__About this task__. Look through the records and copy every line in which "souborů" appears.

[[ Extracted records open ]]

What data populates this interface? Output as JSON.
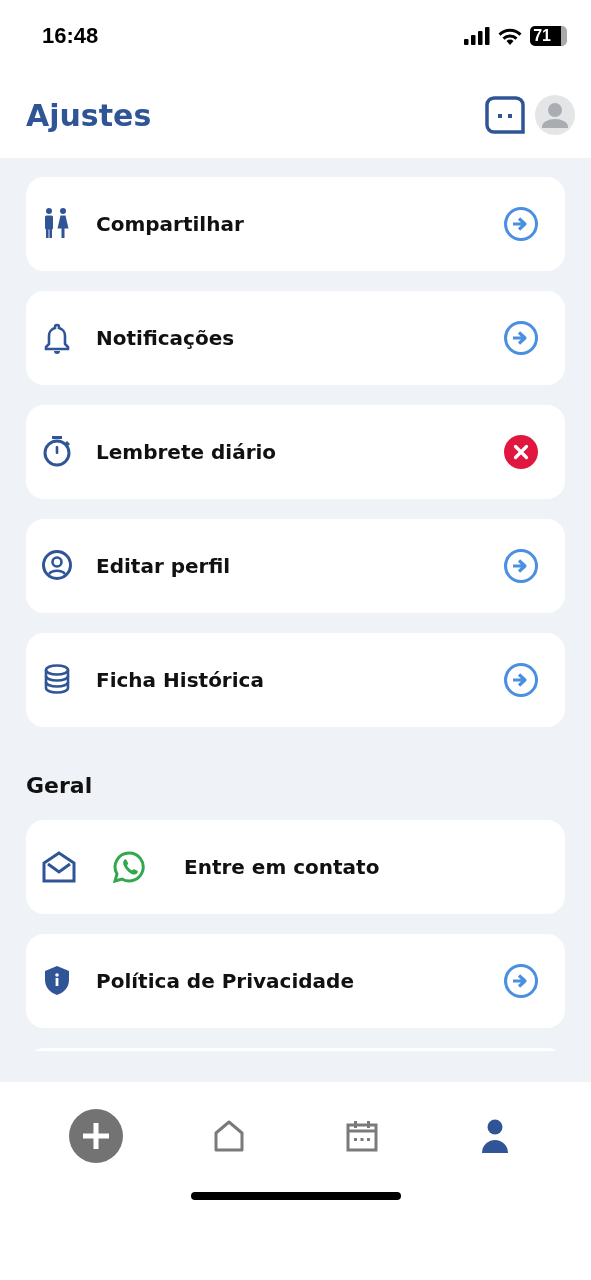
{
  "status_bar": {
    "time": "16:48",
    "battery": "71"
  },
  "header": {
    "title": "Ajustes"
  },
  "items": [
    {
      "label": "Compartilhar",
      "kind": "link"
    },
    {
      "label": "Notificações",
      "kind": "link"
    },
    {
      "label": "Lembrete diário",
      "kind": "removable"
    },
    {
      "label": "Editar perfil",
      "kind": "link"
    },
    {
      "label": "Ficha Histórica",
      "kind": "link"
    }
  ],
  "section": {
    "title": "Geral",
    "items": [
      {
        "label": "Entre em contato",
        "kind": "contact"
      },
      {
        "label": "Política de Privacidade",
        "kind": "link"
      }
    ]
  },
  "nav": [
    {
      "selected": false
    },
    {
      "selected": false
    },
    {
      "selected": false
    },
    {
      "selected": true
    }
  ]
}
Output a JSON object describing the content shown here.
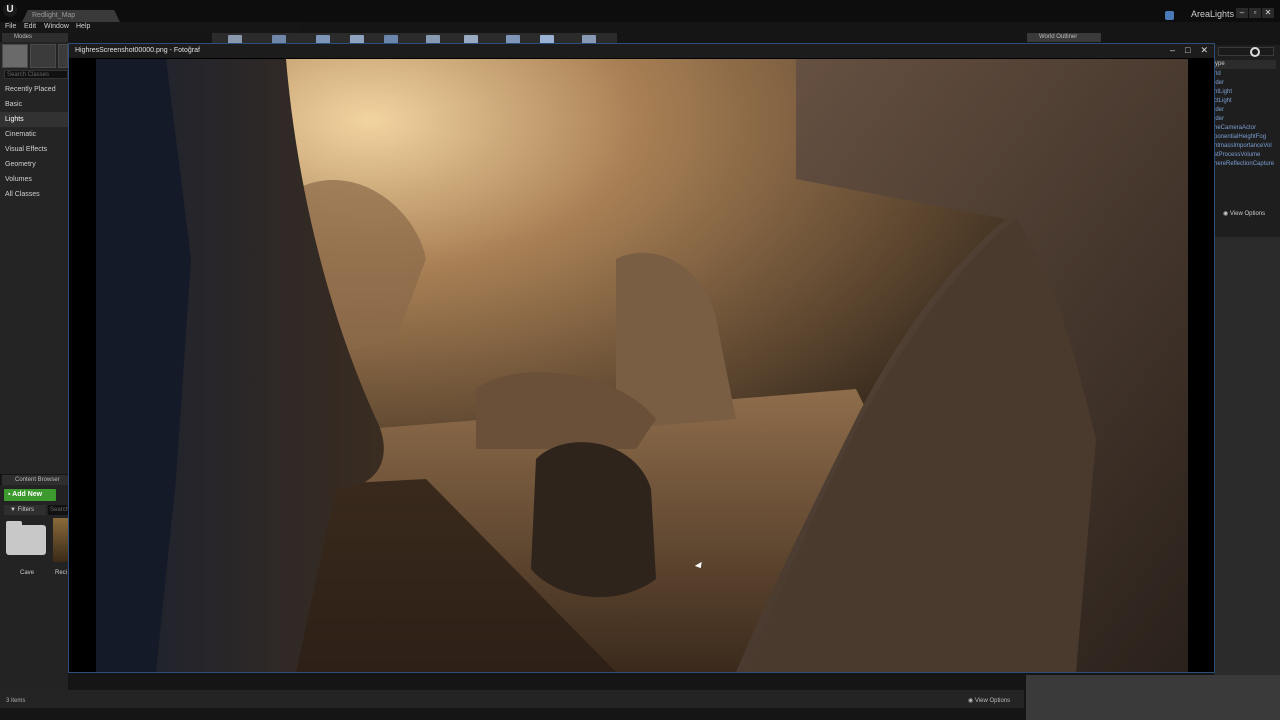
{
  "app": {
    "logo": "U",
    "document_tab": "Redlight_Map",
    "project_name": "AreaLights",
    "window_controls": [
      "–",
      "▫",
      "✕"
    ]
  },
  "menu": [
    "File",
    "Edit",
    "Window",
    "Help"
  ],
  "modes": {
    "tab_label": "Modes",
    "search_placeholder": "Search Classes",
    "items": [
      "Recently Placed",
      "Basic",
      "Lights",
      "Cinematic",
      "Visual Effects",
      "Geometry",
      "Volumes",
      "All Classes"
    ],
    "selected": "Lights"
  },
  "content_browser": {
    "tab_label": "Content Browser",
    "add_new": "Add New",
    "filters": "Filters",
    "search_placeholder": "Search",
    "assets": [
      "Cave",
      "Reci"
    ],
    "items_count": "3 items",
    "view_options": "View Options"
  },
  "world_outliner": {
    "tab_label": "World Outliner",
    "header": "ype",
    "rows": [
      "rld",
      "lder",
      "ntLight",
      "ctLight",
      "lder",
      "lder",
      "neCameraActor",
      "ponentialHeightFog",
      "htmassImportanceVol",
      "stProcessVolume",
      "hereReflectionCapture"
    ],
    "view_options": "View Options"
  },
  "viewer": {
    "title": "HighresScreenshot00000.png - Fotoğraf",
    "controls": [
      "–",
      "□",
      "✕"
    ]
  },
  "colors": {
    "accent_green": "#3c9a2e",
    "viewer_border": "#2d4f7c",
    "outliner_text": "#7c9fd4"
  }
}
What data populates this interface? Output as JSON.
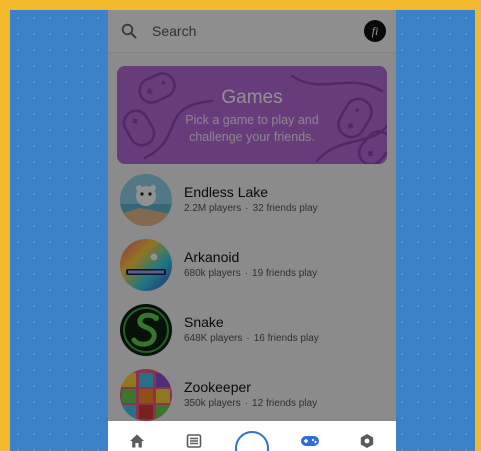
{
  "search": {
    "placeholder": "Search"
  },
  "profile": {
    "avatar_letter": "fi"
  },
  "banner": {
    "title": "Games",
    "subtitle_line1": "Pick a game to play and",
    "subtitle_line2": "challenge your friends.",
    "color": "#b36ad6"
  },
  "games": [
    {
      "name": "Endless Lake",
      "players": "2.2M players",
      "friends": "32 friends play"
    },
    {
      "name": "Arkanoid",
      "players": "680k players",
      "friends": "19 friends play"
    },
    {
      "name": "Snake",
      "players": "648K players",
      "friends": "16 friends play"
    },
    {
      "name": "Zookeeper",
      "players": "350k players",
      "friends": "12 friends play"
    }
  ],
  "meta_separator": "·",
  "nav": {
    "items": [
      {
        "icon": "home-icon"
      },
      {
        "icon": "list-icon"
      },
      {
        "icon": "ring-icon"
      },
      {
        "icon": "gamepad-icon"
      },
      {
        "icon": "hexagon-icon"
      }
    ],
    "accent": "#2f6fd6"
  },
  "colors": {
    "outer_frame": "#f1b92b",
    "backdrop": "#3b82c8"
  }
}
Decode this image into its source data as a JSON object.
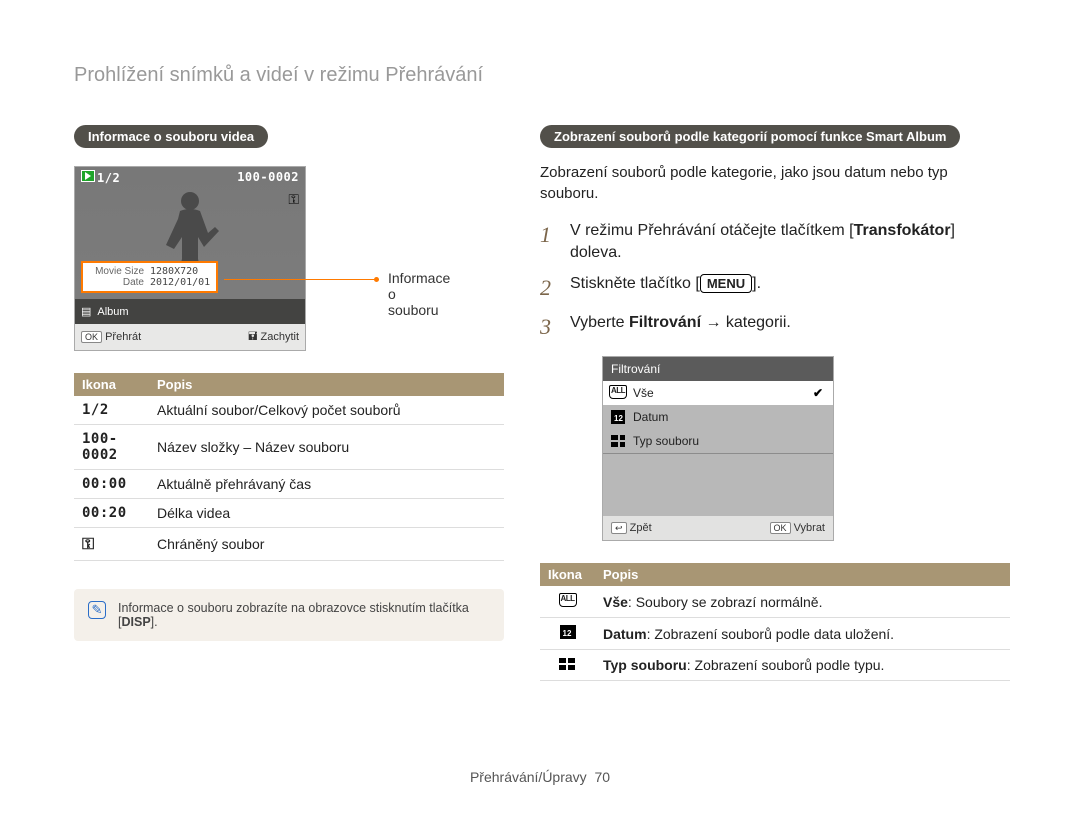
{
  "title": "Prohlížení snímků a videí v režimu Přehrávání",
  "footer": {
    "label": "Přehrávání/Úpravy",
    "page": "70"
  },
  "left": {
    "heading": "Informace o souboru videa",
    "video": {
      "counter": "1/2",
      "folder_file": "100-0002",
      "movie_size_label": "Movie Size",
      "movie_size": "1280X720",
      "date_label": "Date",
      "date": "2012/01/01",
      "album_row_icon": "▤",
      "album_row": "Album",
      "ok_button": "OK",
      "play_label": "Přehrát",
      "capture_icon": "🖬",
      "capture_label": "Zachytit"
    },
    "callout": "Informace o souboru",
    "table": {
      "h1": "Ikona",
      "h2": "Popis",
      "rows": [
        {
          "icon": "1/2",
          "desc": "Aktuální soubor/Celkový počet souborů"
        },
        {
          "icon": "100-0002",
          "desc": "Název složky – Název souboru"
        },
        {
          "icon": "00:00",
          "desc": "Aktuálně přehrávaný čas"
        },
        {
          "icon": "00:20",
          "desc": "Délka videa"
        },
        {
          "icon": "key",
          "desc": "Chráněný soubor"
        }
      ]
    },
    "note_pre": "Informace o souboru zobrazíte na obrazovce stisknutím tlačítka [",
    "note_btn": "DISP",
    "note_post": "]."
  },
  "right": {
    "heading": "Zobrazení souborů podle kategorií pomocí funkce Smart Album",
    "intro": "Zobrazení souborů podle kategorie, jako jsou datum nebo typ souboru.",
    "steps": {
      "s1a": "V režimu Přehrávání otáčejte tlačítkem [",
      "s1b": "Transfokátor",
      "s1c": "] doleva.",
      "s2a": "Stiskněte tlačítko [",
      "s2menu": "MENU",
      "s2b": "].",
      "s3a": "Vyberte ",
      "s3b": "Filtrování",
      "s3c": " → kategorii."
    },
    "menu": {
      "title": "Filtrování",
      "opt_all": "Vše",
      "opt_date": "Datum",
      "opt_type": "Typ souboru",
      "back_icon": "↩",
      "back": "Zpět",
      "ok_btn": "OK",
      "select": "Vybrat"
    },
    "table": {
      "h1": "Ikona",
      "h2": "Popis",
      "rows": [
        {
          "b": "Vše",
          "rest": ": Soubory se zobrazí normálně."
        },
        {
          "b": "Datum",
          "rest": ": Zobrazení souborů podle data uložení."
        },
        {
          "b": "Typ souboru",
          "rest": ": Zobrazení souborů podle typu."
        }
      ]
    }
  }
}
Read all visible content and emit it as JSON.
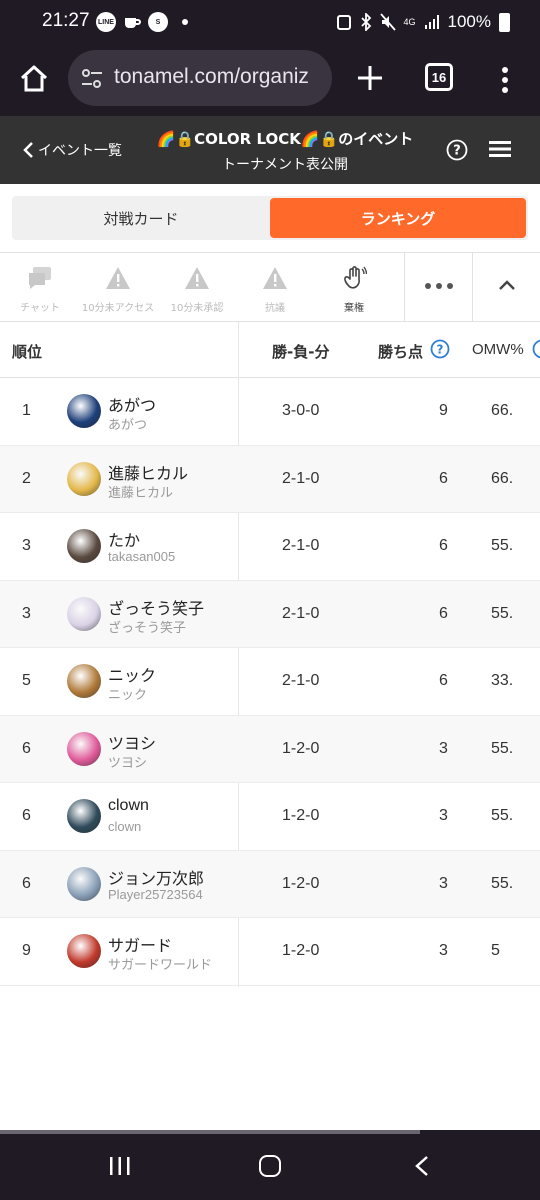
{
  "status": {
    "time": "21:27",
    "battery": "100%",
    "network": "4G"
  },
  "browser": {
    "url": "tonamel.com/organiz",
    "tab_count": "16"
  },
  "header": {
    "back_label": "イベント一覧",
    "title": "🌈🔒COLOR LOCK🌈🔒のイベント",
    "subtitle": "トーナメント表公開"
  },
  "tabs": {
    "matches": "対戦カード",
    "ranking": "ランキング"
  },
  "toolbar": {
    "chat": "チャット",
    "access": "10分未アクセス",
    "unapproved": "10分未承認",
    "protest": "抗議",
    "forfeit": "棄権"
  },
  "table": {
    "col_rank": "順位",
    "col_record": "勝-負-分",
    "col_points": "勝ち点",
    "col_omw": "OMW%",
    "rows": [
      {
        "rank": "1",
        "name": "あがつ",
        "id": "あがつ",
        "record": "3-0-0",
        "points": "9",
        "omw": "66.",
        "avatar_color": "#1d3f7a"
      },
      {
        "rank": "2",
        "name": "進藤ヒカル",
        "id": "進藤ヒカル",
        "record": "2-1-0",
        "points": "6",
        "omw": "66.",
        "avatar_color": "#e3b84a"
      },
      {
        "rank": "3",
        "name": "たか",
        "id": "takasan005",
        "record": "2-1-0",
        "points": "6",
        "omw": "55.",
        "avatar_color": "#5a4a40"
      },
      {
        "rank": "3",
        "name": "ざっそう笑子",
        "id": "ざっそう笑子",
        "record": "2-1-0",
        "points": "6",
        "omw": "55.",
        "avatar_color": "#d9d2e6"
      },
      {
        "rank": "5",
        "name": "ニック",
        "id": "ニック",
        "record": "2-1-0",
        "points": "6",
        "omw": "33.",
        "avatar_color": "#b07a3a"
      },
      {
        "rank": "6",
        "name": "ツヨシ",
        "id": "ツヨシ",
        "record": "1-2-0",
        "points": "3",
        "omw": "55.",
        "avatar_color": "#e05a9a"
      },
      {
        "rank": "6",
        "name": "clown",
        "id": "clown",
        "record": "1-2-0",
        "points": "3",
        "omw": "55.",
        "avatar_color": "#2f4a5a"
      },
      {
        "rank": "6",
        "name": "ジョン万次郎",
        "id": "Player25723564",
        "record": "1-2-0",
        "points": "3",
        "omw": "55.",
        "avatar_color": "#8aa0b8"
      },
      {
        "rank": "9",
        "name": "サガード",
        "id": "サガードワールド",
        "record": "1-2-0",
        "points": "3",
        "omw": "5",
        "avatar_color": "#c0392b"
      }
    ]
  },
  "colors": {
    "accent": "#ff6a2a",
    "header_bg": "#333333",
    "system_bg": "#1f1a24",
    "help_blue": "#2f7fd6"
  }
}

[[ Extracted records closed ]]

__Task solution__.
          "desc": "Aktuální soubor/Celkový počet souborů"
    "heading": "Zobrazení souborů podle kategorií pomocí funkce Smart Album",
    "intro": "Zobrazení souborů podle kategorie, jako jsou datum nebo typ souboru.",
          "rest": ": Zobrazení souborů podle data uložení."
          "rest": ": Zobrazení souborů podle typu."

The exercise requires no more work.